*WHAT YOU SHOULD DO*
When a line of the records below contains the string "төрөл", copy that whole line.

Component data from apps and pages
+ + + +
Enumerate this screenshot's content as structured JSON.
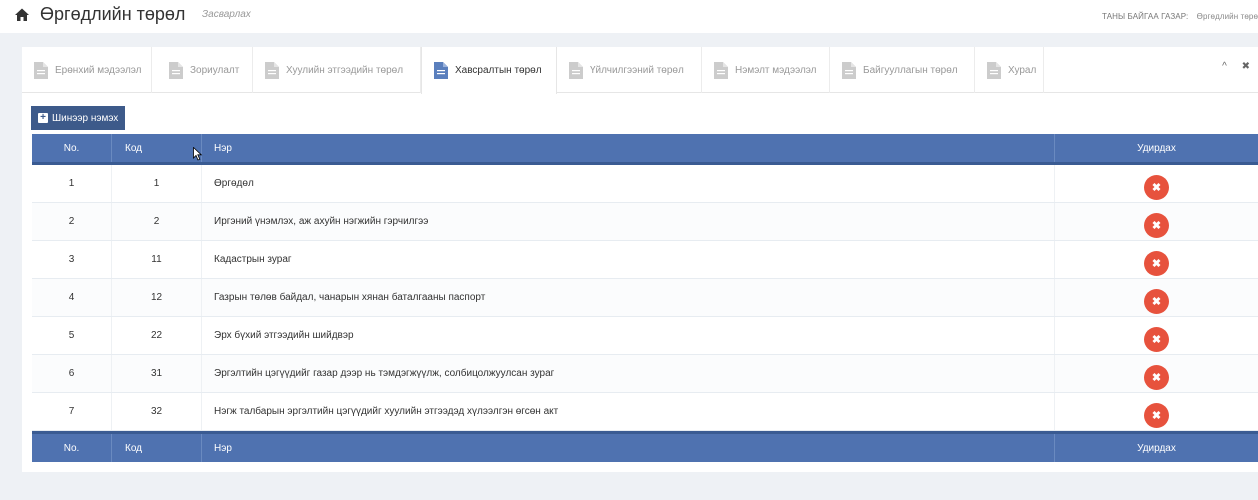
{
  "header": {
    "title": "Өргөдлийн төрөл",
    "subtitle": "Засварлах",
    "home_icon": "home-icon",
    "breadcrumb": [
      "ТАНЫ БАЙГАА ГАЗАР:",
      "Өргөдлийн төрө"
    ]
  },
  "tabs": [
    {
      "label": "Ерөнхий мэдээлэл",
      "active": false
    },
    {
      "label": "Зориулалт",
      "active": false
    },
    {
      "label": "Хуулийн этгээдийн төрөл",
      "active": false
    },
    {
      "label": "Хавсралтын төрөл",
      "active": true
    },
    {
      "label": "Үйлчилгээний төрөл",
      "active": false
    },
    {
      "label": "Нэмэлт мэдээлэл",
      "active": false
    },
    {
      "label": "Байгууллагын төрөл",
      "active": false
    },
    {
      "label": "Хурал",
      "active": false
    }
  ],
  "panel_tools": {
    "collapse": "^",
    "close": "✖"
  },
  "add_button": {
    "label": "Шинээр нэмэх"
  },
  "table": {
    "columns": {
      "no": "No.",
      "code": "Код",
      "name": "Нэр",
      "actions": "Удирдах"
    },
    "rows": [
      {
        "no": "1",
        "code": "1",
        "name": "Өргөдөл"
      },
      {
        "no": "2",
        "code": "2",
        "name": "Иргэний үнэмлэх, аж ахуйн нэгжийн гэрчилгээ"
      },
      {
        "no": "3",
        "code": "11",
        "name": "Кадастрын зураг"
      },
      {
        "no": "4",
        "code": "12",
        "name": "Газрын төлөв байдал, чанарын хянан баталгааны паспорт"
      },
      {
        "no": "5",
        "code": "22",
        "name": "Эрх бүхий этгээдийн шийдвэр"
      },
      {
        "no": "6",
        "code": "31",
        "name": "Эргэлтийн цэгүүдийг газар дээр нь тэмдэгжүүлж, солбицолжуулсан зураг"
      },
      {
        "no": "7",
        "code": "32",
        "name": "Нэгж талбарын эргэлтийн цэгүүдийг хуулийн этгээдэд хүлээлгэн өгсөн акт"
      }
    ],
    "delete_icon": "close-icon"
  },
  "colors": {
    "header_blue": "#4f72b0",
    "button_blue": "#3d5a8a",
    "delete_red": "#e7523d"
  }
}
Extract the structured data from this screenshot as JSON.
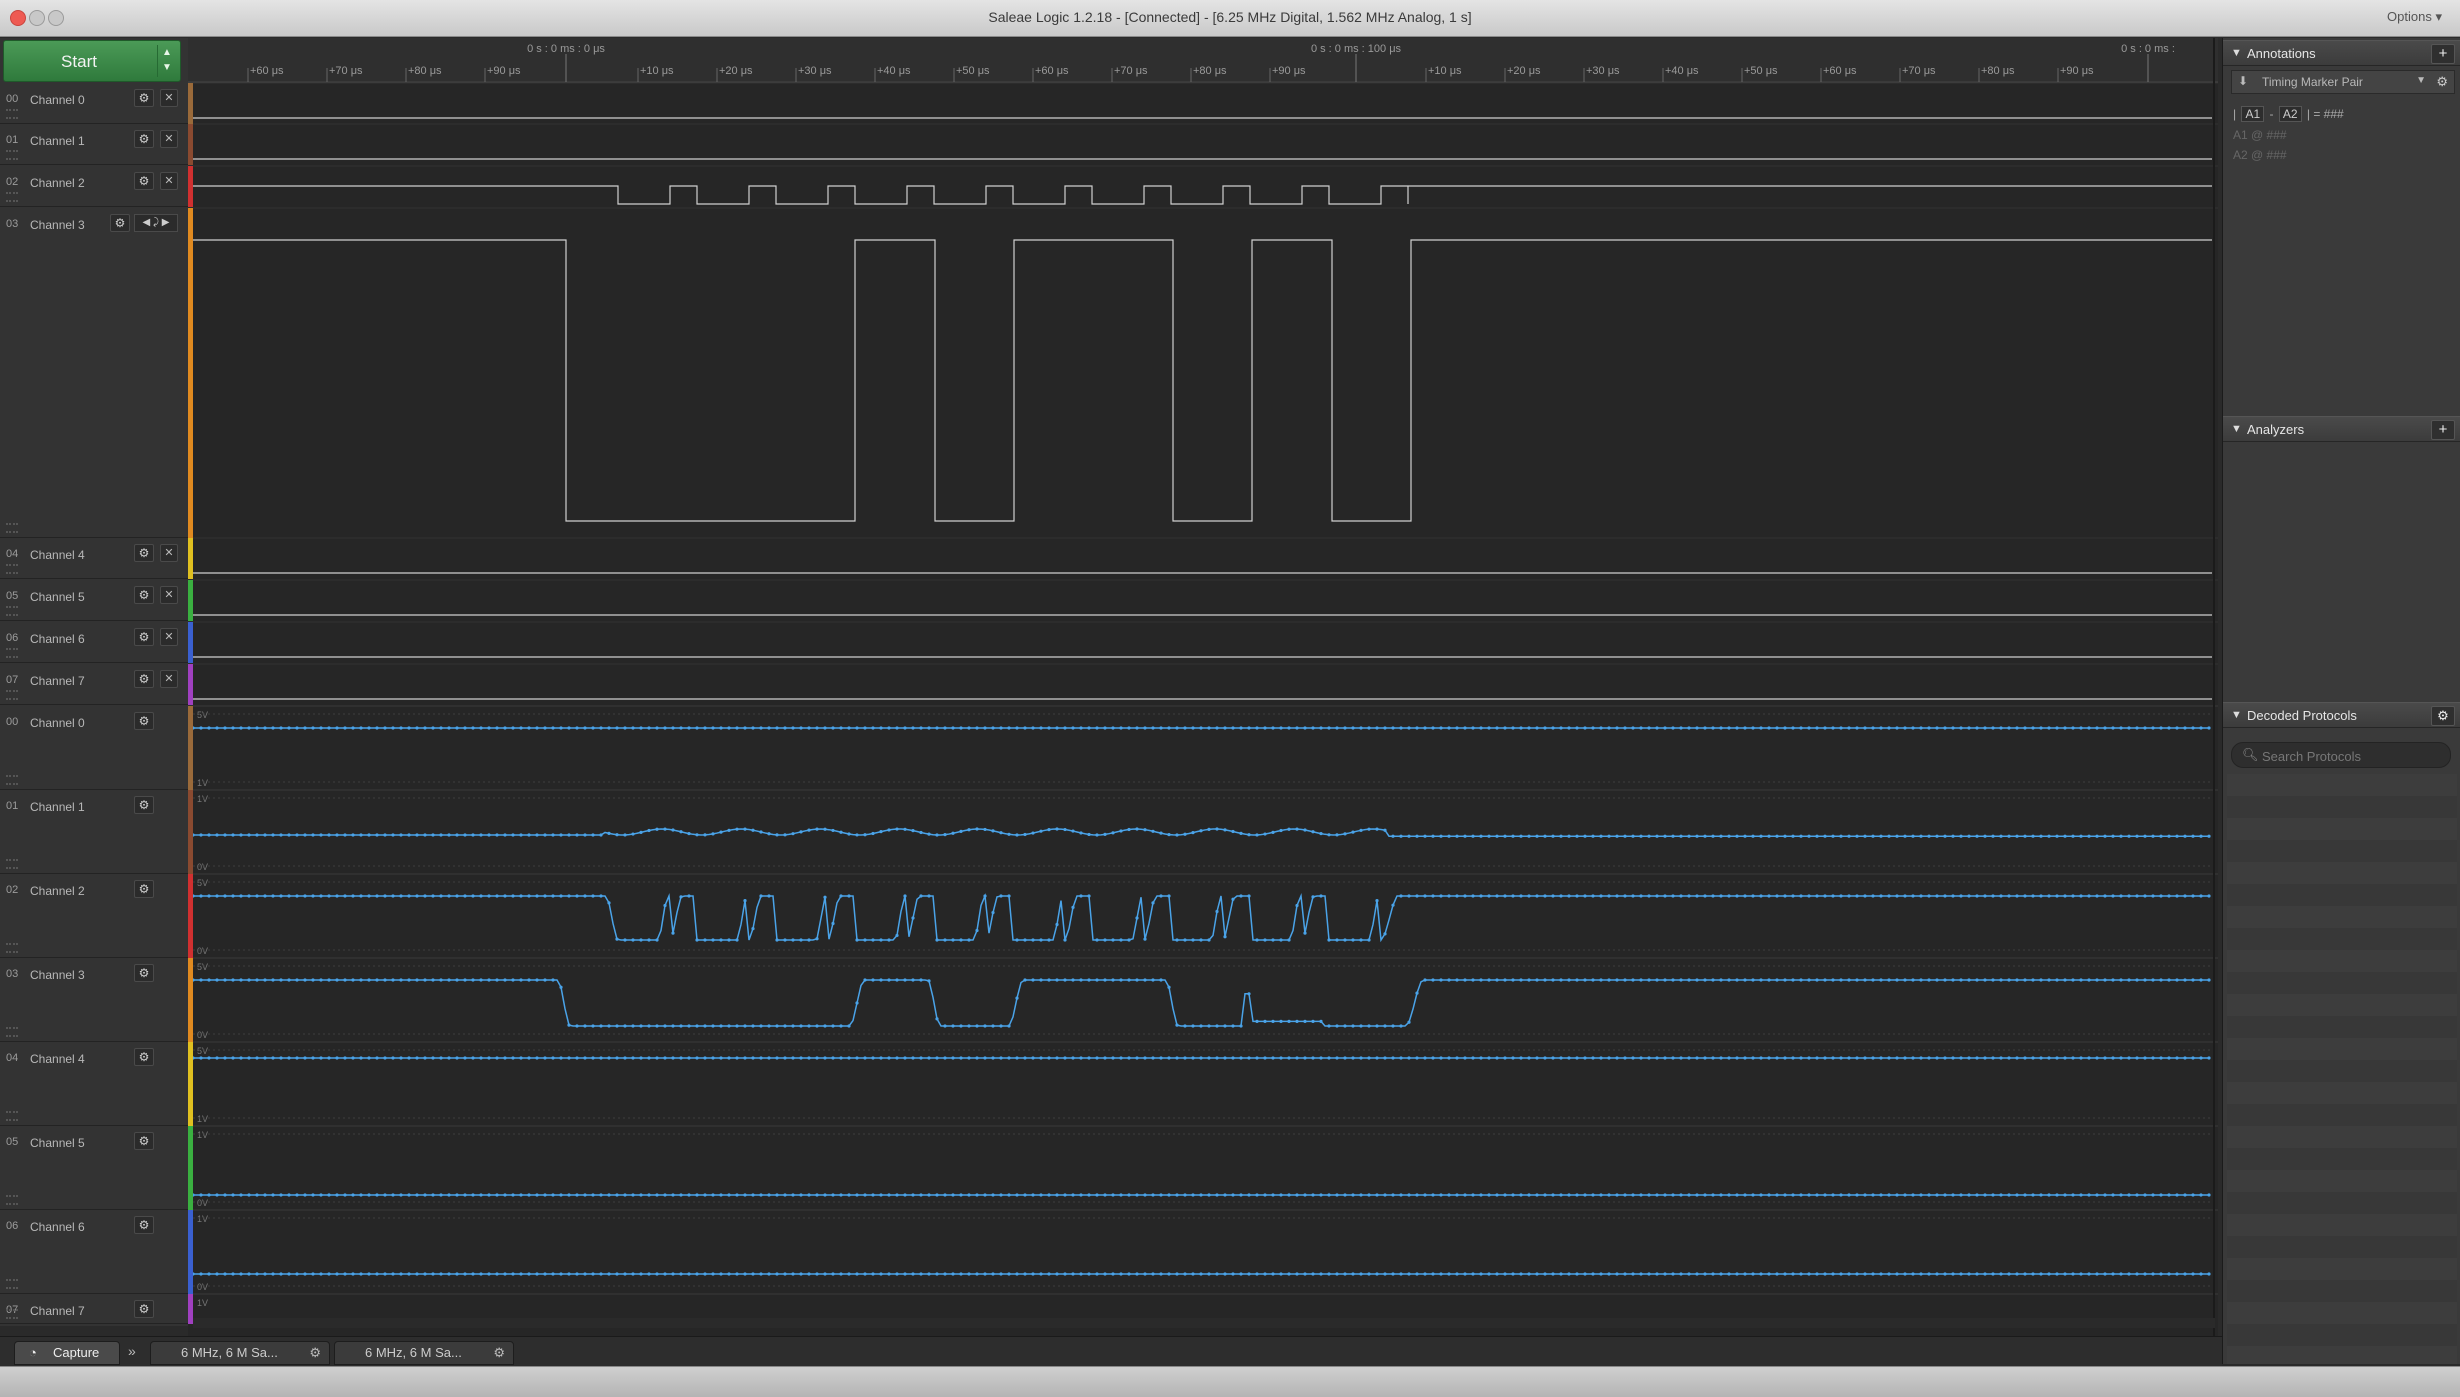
{
  "window": {
    "title": "Saleae Logic 1.2.18 - [Connected] - [6.25 MHz Digital, 1.562 MHz Analog, 1 s]",
    "options_label": "Options ▾"
  },
  "start_button": {
    "label": "Start",
    "arrows": "▲\n▼"
  },
  "timeline": {
    "markers": [
      "0 s : 0 ms : 0 μs",
      "0 s : 0 ms : 100 μs",
      "0 s : 0 ms :"
    ],
    "ticks_a": [
      "+60 μs",
      "+70 μs",
      "+80 μs",
      "+90 μs"
    ],
    "ticks_b": [
      "+10 μs",
      "+20 μs",
      "+30 μs",
      "+40 μs",
      "+50 μs",
      "+60 μs",
      "+70 μs",
      "+80 μs",
      "+90 μs"
    ],
    "ticks_c": [
      "+10 μs",
      "+20 μs",
      "+30 μs",
      "+40 μs",
      "+50 μs",
      "+60 μs",
      "+70 μs",
      "+80 μs",
      "+90 μs"
    ]
  },
  "digital_channels": [
    {
      "num": "00",
      "name": "Channel 0",
      "color": "#9a6a3a"
    },
    {
      "num": "01",
      "name": "Channel 1",
      "color": "#8a4a30"
    },
    {
      "num": "02",
      "name": "Channel 2",
      "color": "#d03030"
    },
    {
      "num": "03",
      "name": "Channel 3",
      "color": "#e08a20"
    },
    {
      "num": "04",
      "name": "Channel 4",
      "color": "#e0c020"
    },
    {
      "num": "05",
      "name": "Channel 5",
      "color": "#3ab040"
    },
    {
      "num": "06",
      "name": "Channel 6",
      "color": "#3a60d0"
    },
    {
      "num": "07",
      "name": "Channel 7",
      "color": "#a040c0"
    }
  ],
  "analog_channels": [
    {
      "num": "00",
      "name": "Channel 0",
      "color": "#9a6a3a"
    },
    {
      "num": "01",
      "name": "Channel 1",
      "color": "#8a4a30"
    },
    {
      "num": "02",
      "name": "Channel 2",
      "color": "#d03030"
    },
    {
      "num": "03",
      "name": "Channel 3",
      "color": "#e08a20"
    },
    {
      "num": "04",
      "name": "Channel 4",
      "color": "#e0c020"
    },
    {
      "num": "05",
      "name": "Channel 5",
      "color": "#3ab040"
    },
    {
      "num": "06",
      "name": "Channel 6",
      "color": "#3a60d0"
    },
    {
      "num": "07",
      "name": "Channel 7",
      "color": "#a040c0"
    }
  ],
  "analog_labels": {
    "top": "5V",
    "bottom": "0V",
    "one": "1V"
  },
  "icons": {
    "gear": "⚙",
    "close": "✕",
    "trigger": "◀ ⤸ ▶"
  },
  "right_panel": {
    "annotations_label": "Annotations",
    "marker_label": "Timing Marker Pair",
    "formula": {
      "a1": "A1",
      "a2": "A2",
      "dash": "-",
      "eq": "= ###"
    },
    "a1_line": "A1  @  ###",
    "a2_line": "A2  @  ###",
    "analyzers_label": "Analyzers",
    "decoded_label": "Decoded Protocols",
    "search_placeholder": "Search Protocols"
  },
  "bottom_tabs": {
    "capture": "Capture",
    "session1": "6 MHz, 6 M Sa...",
    "session2": "6 MHz, 6 M Sa...",
    "arrows": "»"
  },
  "waveform_colors": {
    "digital": "#cfcfcf",
    "analog": "#4aa3e8",
    "background": "#262626"
  }
}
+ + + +
*ANSWER TO THIS EXERCISE*
    "title": "Өргөдлийн төрөл",
      "label": "Хуулийн этгээдийн төрөл",
      "label": "Хавсралтын төрөл",
      "label": "Үйлчилгээний төрөл",
      "label": "Байгууллагын төрөл",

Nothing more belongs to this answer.